Your goal
Find every line below with the word "views" in it, and copy each one.

(Component data from apps and pages)

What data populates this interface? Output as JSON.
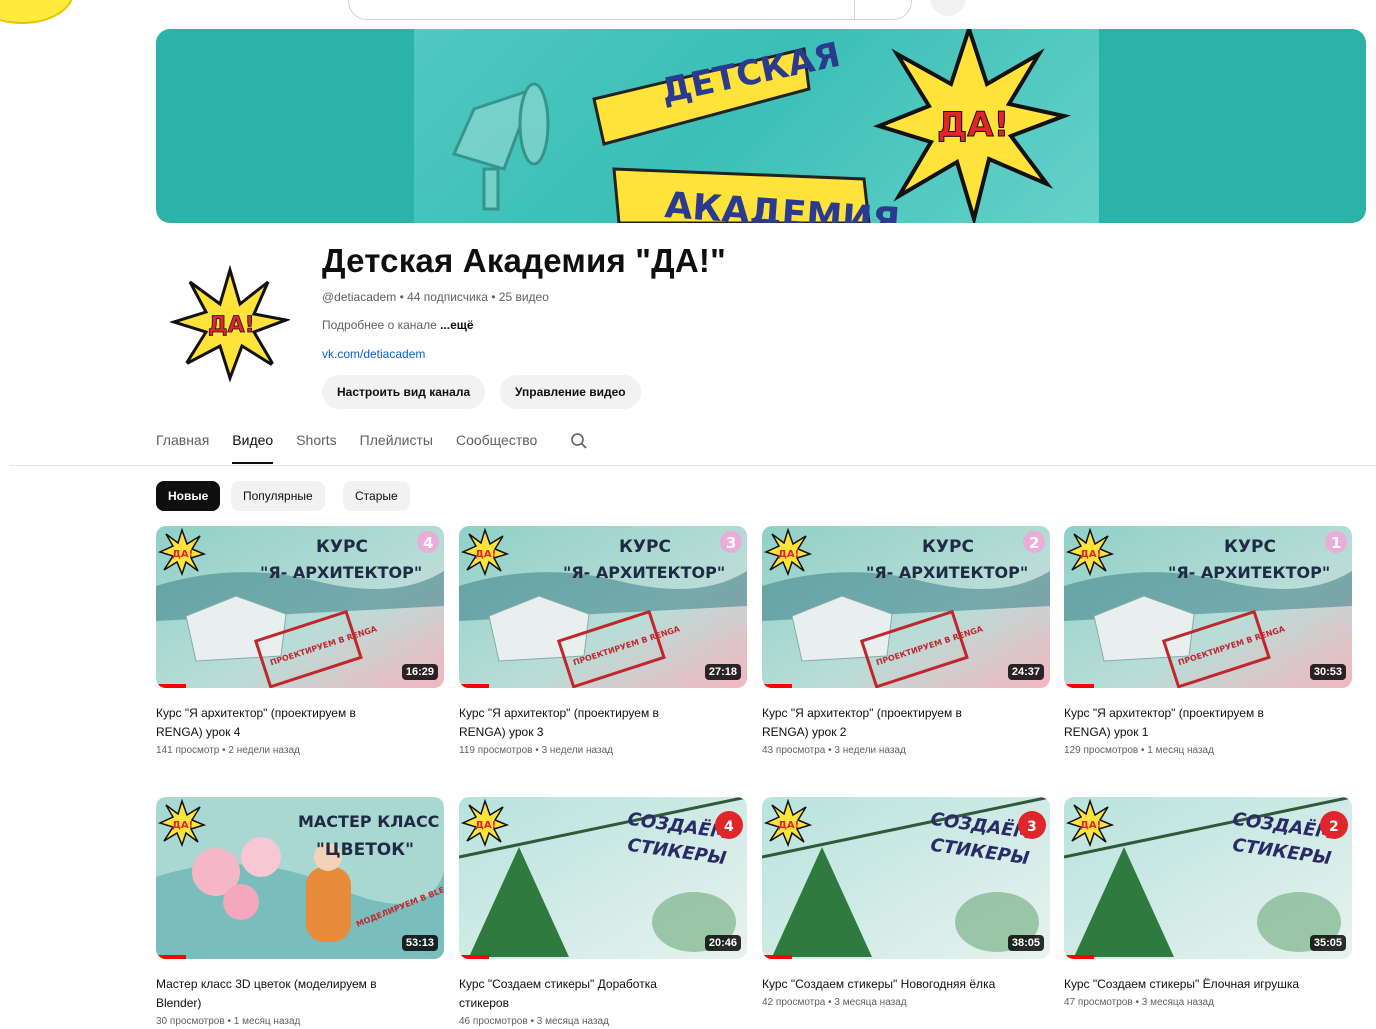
{
  "channel": {
    "title": "Детская Академия \"ДА!\"",
    "handle": "@detiacadem",
    "subscribers": "44 подписчика",
    "video_count": "25 видео",
    "meta_sep": " • ",
    "about": "Подробнее о канале",
    "more": "...ещё",
    "link": "vk.com/detiacadem",
    "banner_line1": "ДЕТСКАЯ",
    "banner_line2": "АКАДЕМИЯ",
    "logo": "ДА!"
  },
  "actions": {
    "customize": "Настроить вид канала",
    "manage": "Управление видео"
  },
  "tabs": [
    "Главная",
    "Видео",
    "Shorts",
    "Плейлисты",
    "Сообщество"
  ],
  "active_tab": "Видео",
  "chips": [
    "Новые",
    "Популярные",
    "Старые"
  ],
  "active_chip": "Новые",
  "videos": [
    {
      "title": "Курс \"Я архитектор\" (проектируем в RENGA) урок 4",
      "views": "141 просмотр",
      "age": "2 недели назад",
      "duration": "16:29",
      "thumb_title": "КУРС",
      "thumb_subtitle": "\"Я- АРХИТЕКТОР\"",
      "badge": "4",
      "stamp": "ПРОЕКТИРУЕМ В RENGA"
    },
    {
      "title": "Курс \"Я архитектор\" (проектируем в RENGA) урок 3",
      "views": "119 просмотров",
      "age": "3 недели назад",
      "duration": "27:18",
      "thumb_title": "КУРС",
      "thumb_subtitle": "\"Я- АРХИТЕКТОР\"",
      "badge": "3",
      "stamp": "ПРОЕКТИРУЕМ В RENGA"
    },
    {
      "title": "Курс \"Я архитектор\" (проектируем в RENGA) урок 2",
      "views": "43 просмотра",
      "age": "3 недели назад",
      "duration": "24:37",
      "thumb_title": "КУРС",
      "thumb_subtitle": "\"Я- АРХИТЕКТОР\"",
      "badge": "2",
      "stamp": "ПРОЕКТИРУЕМ В RENGA"
    },
    {
      "title": "Курс \"Я архитектор\" (проектируем в RENGA) урок 1",
      "views": "129 просмотров",
      "age": "1 месяц назад",
      "duration": "30:53",
      "thumb_title": "КУРС",
      "thumb_subtitle": "\"Я- АРХИТЕКТОР\"",
      "badge": "1",
      "stamp": "ПРОЕКТИРУЕМ В RENGA"
    },
    {
      "title": "Мастер класс 3D цветок (моделируем в Blender)",
      "views": "30 просмотров",
      "age": "1 месяц назад",
      "duration": "53:13",
      "thumb_title": "МАСТЕР КЛАСС",
      "thumb_subtitle": "\"ЦВЕТОК\"",
      "badge": "",
      "stamp": "МОДЕЛИРУЕМ В BLENDER"
    },
    {
      "title": "Курс \"Создаем стикеры\" Доработка стикеров",
      "views": "46 просмотров",
      "age": "3 месяца назад",
      "duration": "20:46",
      "thumb_title": "СОЗДАЁМ",
      "thumb_subtitle": "СТИКЕРЫ",
      "badge": "4",
      "stamp": ""
    },
    {
      "title": "Курс \"Создаем стикеры\" Новогодняя ёлка",
      "views": "42 просмотра",
      "age": "3 месяца назад",
      "duration": "38:05",
      "thumb_title": "СОЗДАЁМ",
      "thumb_subtitle": "СТИКЕРЫ",
      "badge": "3",
      "stamp": ""
    },
    {
      "title": "Курс \"Создаем стикеры\" Ёлочная игрушка",
      "views": "47 просмотров",
      "age": "3 месяца назад",
      "duration": "35:05",
      "thumb_title": "СОЗДАЁМ",
      "thumb_subtitle": "СТИКЕРЫ",
      "badge": "2",
      "stamp": ""
    }
  ],
  "colors": {
    "banner_bg": "#2bb3a7",
    "thumb_teal": "#7fc4bd",
    "thumb_pink": "#f2a7b4",
    "star_yellow": "#ffe23a",
    "red_badge": "#e0262b",
    "progress_red": "#ff0000",
    "link_blue": "#065fd4"
  },
  "icons": {
    "search_tab": "search-icon",
    "banner_megaphone": "megaphone-icon"
  }
}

Expected answer
      "views": "141 просмотр",
      "views": "119 просмотров",
      "views": "43 просмотра",
      "views": "129 просмотров",
      "views": "30 просмотров",
      "views": "46 просмотров",
      "views": "42 просмотра",
      "views": "47 просмотров",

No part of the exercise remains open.